Part one describes soldiers from Austria who fought in the German Wehrmacht, a history only recently unearthed. Richard Germann covers units and theaters Austrian fought in, while Th omas Grischany demonstrates how well they fought. Ela Hornung looks at case studies of denunciation of fellow soldiers, while Barbara Stelzl-Marx analyzes Austrian soldiers who were active in resistance at the end of the war. Stefan Karner summarizes POW treatment on the Eastern front. Part two deals with the increasingly diffi cult life on the Austrian homefront. Fritz Keller takes a look at how Vienna survived growing food shortages. Ingrid Bhler takes a rare look at life in small-town Austria. Andrea Strutz analyzes narratives of Jewish refugees forced to leave for the United States. Peter Ruggenthaler and Philipp Lesiak examine the use of slave laborers. And Brigitte Kepplinger summarizes the Nazi euthanasia program.

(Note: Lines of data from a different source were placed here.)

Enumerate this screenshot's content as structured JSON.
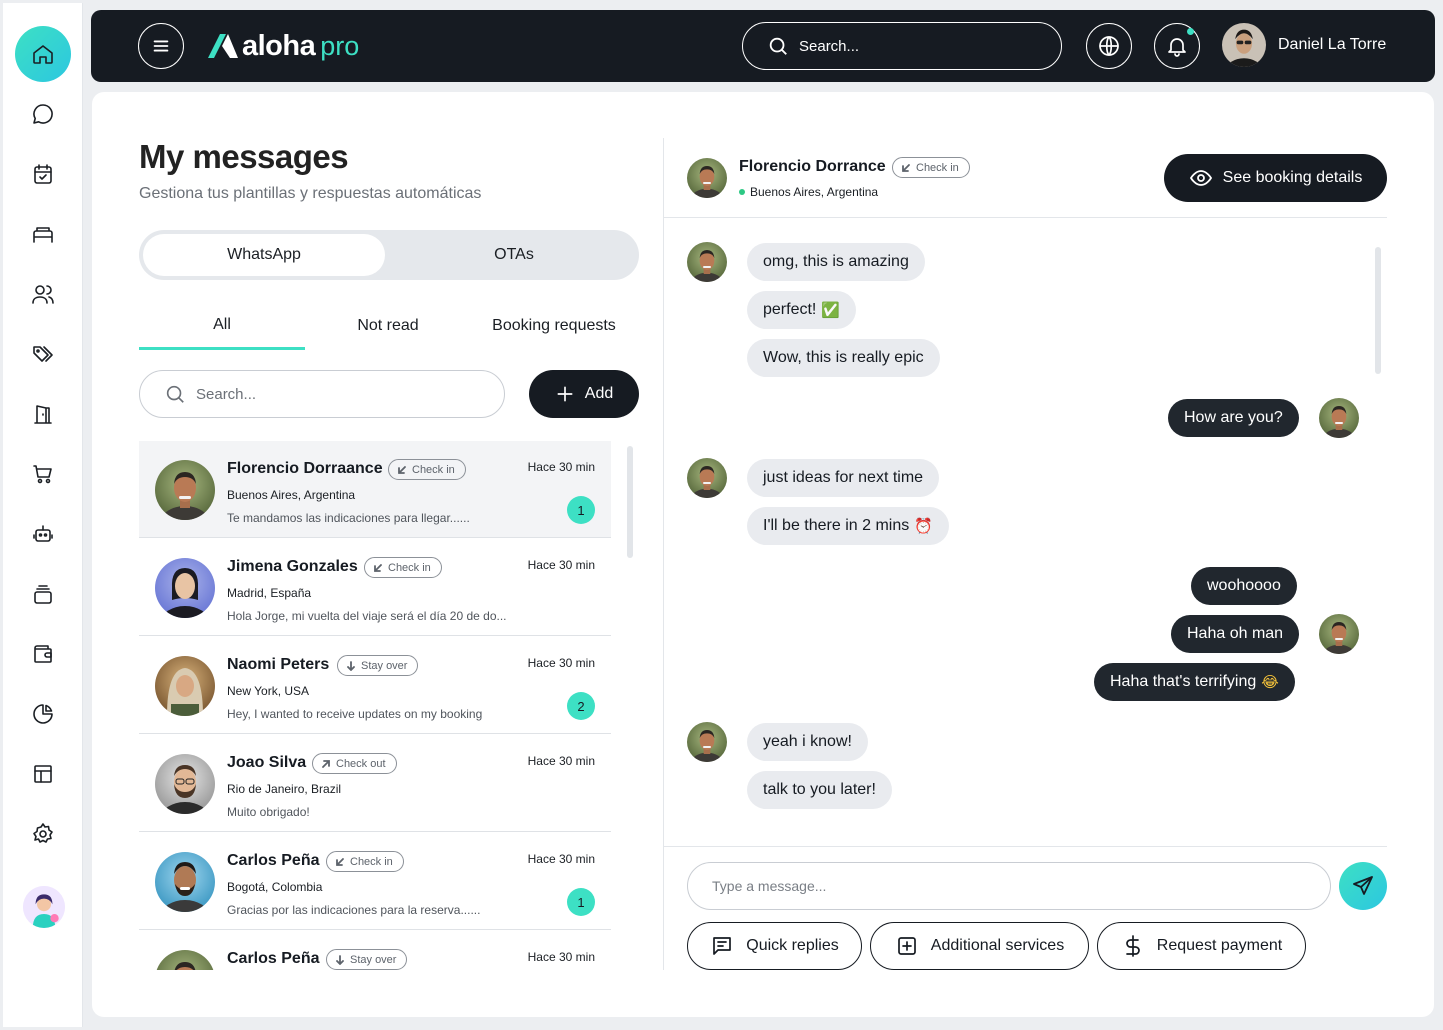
{
  "brand": {
    "name": "aloha",
    "suffix": "pro",
    "accent": "#3de0c4",
    "dark": "#161b22"
  },
  "topbar": {
    "search_placeholder": "Search...",
    "user_name": "Daniel La Torre"
  },
  "sidebar": {
    "items": [
      "home-icon",
      "chat-icon",
      "calendar-icon",
      "bed-icon",
      "users-icon",
      "tags-icon",
      "door-icon",
      "cart-icon",
      "robot-icon",
      "layers-icon",
      "wallet-icon",
      "pie-chart-icon",
      "layout-icon",
      "gear-icon"
    ]
  },
  "page": {
    "title": "My messages",
    "subtitle": "Gestiona tus plantillas y respuestas automáticas"
  },
  "channel_toggle": {
    "options": [
      "WhatsApp",
      "OTAs"
    ],
    "selected": "WhatsApp"
  },
  "filter_tabs": {
    "options": [
      "All",
      "Not read",
      "Booking requests"
    ],
    "selected": "All"
  },
  "list_search": {
    "placeholder": "Search..."
  },
  "add_button": "Add",
  "conversations": [
    {
      "name": "Florencio Dorraance",
      "status": "Check in",
      "time": "Hace 30 min",
      "location": "Buenos Aires, Argentina",
      "preview": "Te mandamos las indicaciones para llegar......",
      "unread": "1"
    },
    {
      "name": "Jimena Gonzales",
      "status": "Check in",
      "time": "Hace 30 min",
      "location": "Madrid, España",
      "preview": "Hola Jorge, mi vuelta del viaje será el día 20 de do...",
      "unread": ""
    },
    {
      "name": "Naomi Peters",
      "status": "Stay over",
      "time": "Hace 30 min",
      "location": "New York, USA",
      "preview": "Hey, I wanted to receive updates on my booking",
      "unread": "2"
    },
    {
      "name": "Joao Silva",
      "status": "Check out",
      "time": "Hace 30 min",
      "location": "Rio de Janeiro, Brazil",
      "preview": "Muito obrigado!",
      "unread": ""
    },
    {
      "name": "Carlos Peña",
      "status": "Check in",
      "time": "Hace 30 min",
      "location": "Bogotá, Colombia",
      "preview": "Gracias por las indicaciones para la reserva......",
      "unread": "1"
    },
    {
      "name": "Carlos Peña",
      "status": "Stay over",
      "time": "Hace 30 min",
      "location": "",
      "preview": "",
      "unread": ""
    }
  ],
  "chat": {
    "contact_name": "Florencio Dorrance",
    "status": "Check in",
    "location": "Buenos Aires, Argentina",
    "booking_button": "See booking details",
    "messages": [
      {
        "dir": "in",
        "text": "omg, this is amazing",
        "emoji": ""
      },
      {
        "dir": "in",
        "text": "perfect!",
        "emoji": "✅"
      },
      {
        "dir": "in",
        "text": "Wow, this is really epic",
        "emoji": ""
      },
      {
        "dir": "out",
        "text": "How are you?",
        "emoji": ""
      },
      {
        "dir": "in",
        "text": "just ideas for next time",
        "emoji": ""
      },
      {
        "dir": "in",
        "text": "I'll be there in 2 mins",
        "emoji": "⏰"
      },
      {
        "dir": "out",
        "text": "woohoooo",
        "emoji": ""
      },
      {
        "dir": "out",
        "text": "Haha oh man",
        "emoji": ""
      },
      {
        "dir": "out",
        "text": "Haha that's terrifying",
        "emoji": "😂"
      },
      {
        "dir": "in",
        "text": "yeah i know!",
        "emoji": ""
      },
      {
        "dir": "in",
        "text": "talk to you later!",
        "emoji": ""
      }
    ],
    "input_placeholder": "Type a message...",
    "actions": [
      "Quick replies",
      "Additional services",
      "Request payment"
    ]
  }
}
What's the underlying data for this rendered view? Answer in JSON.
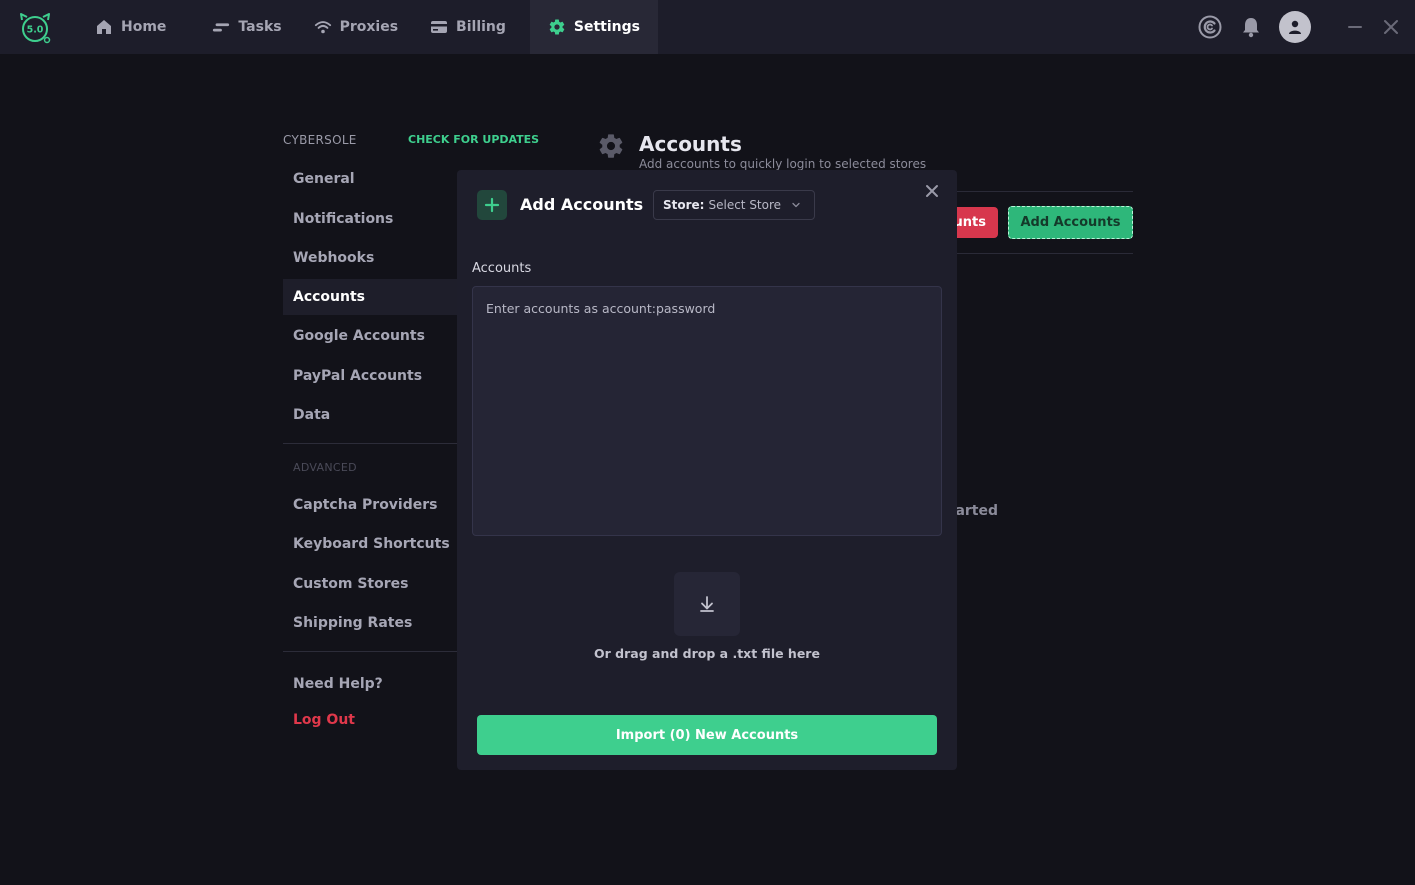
{
  "app": {
    "logo_text": "5.0"
  },
  "nav": {
    "items": [
      {
        "label": "Home",
        "icon": "home-icon"
      },
      {
        "label": "Tasks",
        "icon": "tasks-icon"
      },
      {
        "label": "Proxies",
        "icon": "wifi-icon"
      },
      {
        "label": "Billing",
        "icon": "billing-icon"
      },
      {
        "label": "Settings",
        "icon": "gear-icon",
        "active": true
      }
    ]
  },
  "sidebar": {
    "heading": "CYBERSOLE",
    "update_link": "CHECK FOR UPDATES",
    "items": [
      {
        "label": "General"
      },
      {
        "label": "Notifications"
      },
      {
        "label": "Webhooks"
      },
      {
        "label": "Accounts",
        "active": true
      },
      {
        "label": "Google Accounts"
      },
      {
        "label": "PayPal Accounts"
      },
      {
        "label": "Data"
      }
    ],
    "advanced_heading": "ADVANCED",
    "advanced_items": [
      {
        "label": "Captcha Providers"
      },
      {
        "label": "Keyboard Shortcuts"
      },
      {
        "label": "Custom Stores"
      },
      {
        "label": "Shipping Rates"
      }
    ],
    "help": "Need Help?",
    "logout": "Log Out"
  },
  "main": {
    "title": "Accounts",
    "subtitle": "Add accounts to quickly login to selected stores",
    "red_button": "unts",
    "green_button": "Add Accounts",
    "empty_hint": "arted"
  },
  "modal": {
    "title": "Add Accounts",
    "store_label": "Store:",
    "store_value": "Select Store",
    "accounts_label": "Accounts",
    "accounts_placeholder": "Enter accounts as account:password",
    "accounts_value": "",
    "drop_text": "Or drag and drop a .txt file here",
    "import_button": "Import (0) New Accounts"
  },
  "colors": {
    "accent_green": "#3ecf8e",
    "danger_red": "#e0384b",
    "background": "#121219",
    "topbar": "#1d1d2a"
  }
}
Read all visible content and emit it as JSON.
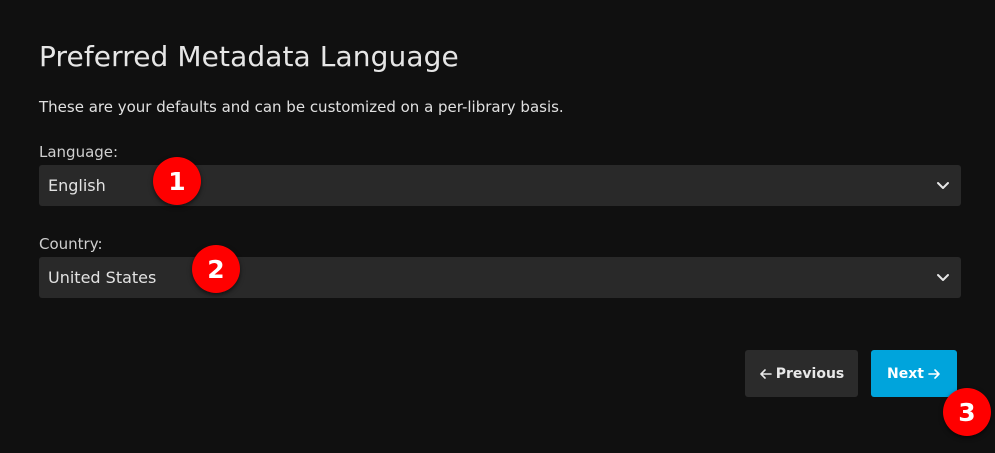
{
  "header": {
    "title": "Preferred Metadata Language",
    "description": "These are your defaults and can be customized on a per-library basis."
  },
  "form": {
    "language": {
      "label": "Language:",
      "value": "English"
    },
    "country": {
      "label": "Country:",
      "value": "United States"
    }
  },
  "actions": {
    "previous_label": "Previous",
    "next_label": "Next"
  },
  "annotations": {
    "marker_1": "1",
    "marker_2": "2",
    "marker_3": "3"
  },
  "colors": {
    "background": "#101010",
    "field_background": "#292929",
    "previous_button": "#2b2b2b",
    "next_button": "#00a4dc",
    "marker": "#ff0000"
  },
  "icons": {
    "select_chevron": "chevron-down-icon",
    "previous_arrow": "arrow-left-icon",
    "next_arrow": "arrow-right-icon"
  }
}
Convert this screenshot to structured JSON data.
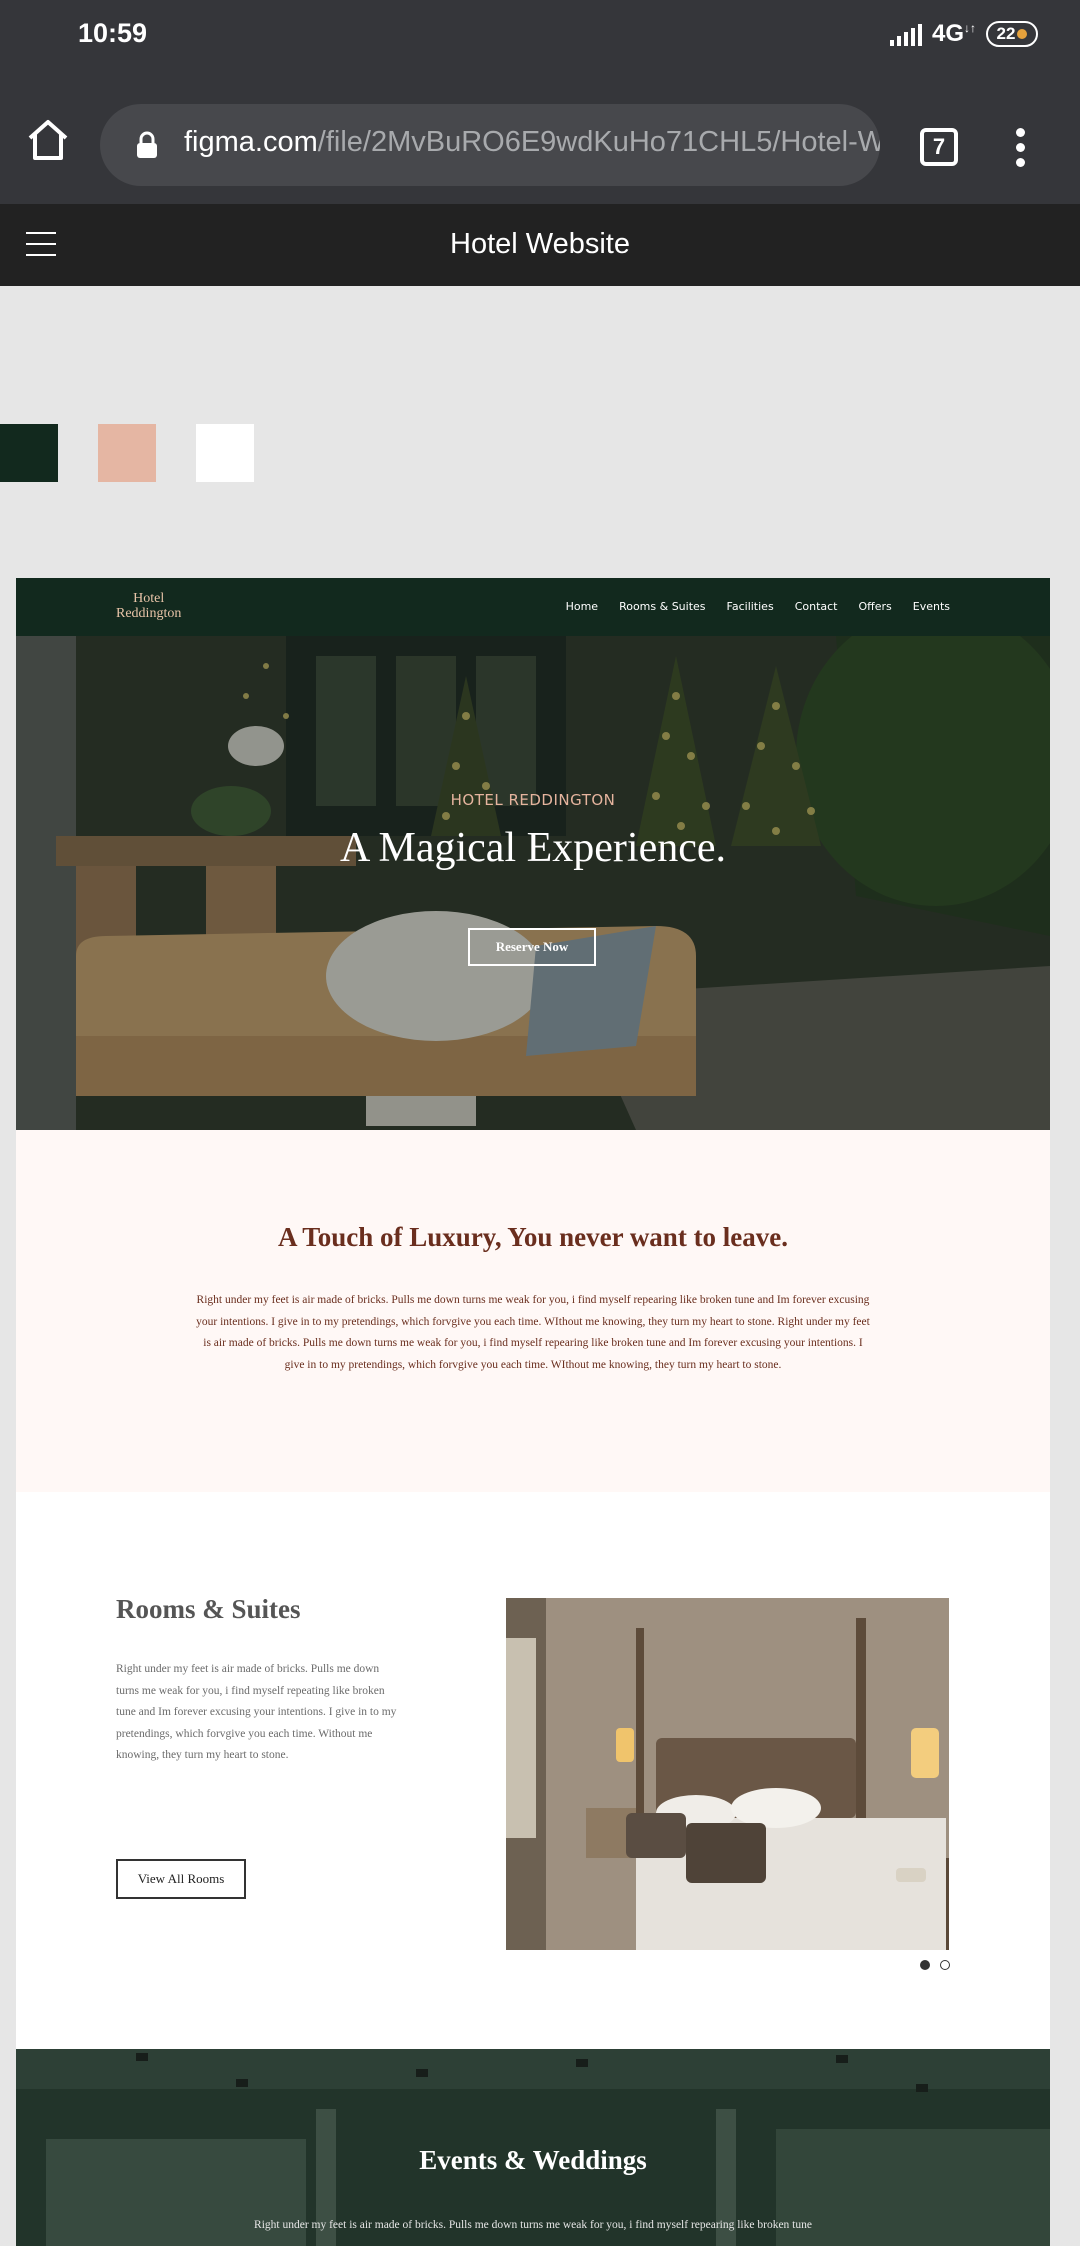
{
  "status_bar": {
    "time": "10:59",
    "network": "4G",
    "battery": "22"
  },
  "browser": {
    "url_domain": "figma.com",
    "url_path": "/file/2MvBuRO6E9wdKuHo71CHL5/Hotel-W",
    "tab_count": "7"
  },
  "figma": {
    "title": "Hotel Website"
  },
  "palette": {
    "dark_green": "#12291e",
    "peach": "#e5b6a3",
    "white": "#ffffff"
  },
  "site": {
    "logo_line1": "Hotel",
    "logo_line2": "Reddington",
    "nav": [
      "Home",
      "Rooms & Suites",
      "Facilities",
      "Contact",
      "Offers",
      "Events"
    ],
    "hero": {
      "kicker": "HOTEL REDDINGTON",
      "title": "A Magical Experience.",
      "button": "Reserve Now"
    },
    "luxury": {
      "title": "A Touch of Luxury, You never want to leave.",
      "text": "Right under my feet is air made of bricks. Pulls me down turns me weak for you, i find myself repearing like broken tune and Im forever excusing your intentions. I give in to my pretendings, which forvgive you each time. WIthout me knowing, they turn my heart to stone. Right under my feet is air made of bricks. Pulls me down turns me weak for you, i find myself repearing like broken tune and Im forever excusing your intentions. I give in to my pretendings, which forvgive you each time. WIthout me knowing, they turn my heart to stone."
    },
    "rooms": {
      "title": "Rooms & Suites",
      "text": "Right under my feet is air made of bricks. Pulls me down turns me weak for you, i find myself repeating like broken tune and Im forever excusing your intentions. I give in to my pretendings, which forvgive you each time. Without me knowing, they turn my heart to stone.",
      "button": "View All Rooms"
    },
    "events": {
      "title": "Events & Weddings",
      "text": "Right under my feet is air made of bricks. Pulls me down turns me weak for you, i find myself repearing like broken tune"
    }
  }
}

The third part deals with legacies of the war, particularly postwar restitution and memory issues. Based on new sources from Soviet archives, Nikita Petrov describes the Red Army liberation. Winfried Garscha analyzes postwar war crimes trials against Austrians. Brigitte Bailer-Galanda and Eva Blimlinger present a survey of postwar restitution of property. And Heidemarie Uhl deals with Austrian memories of the war.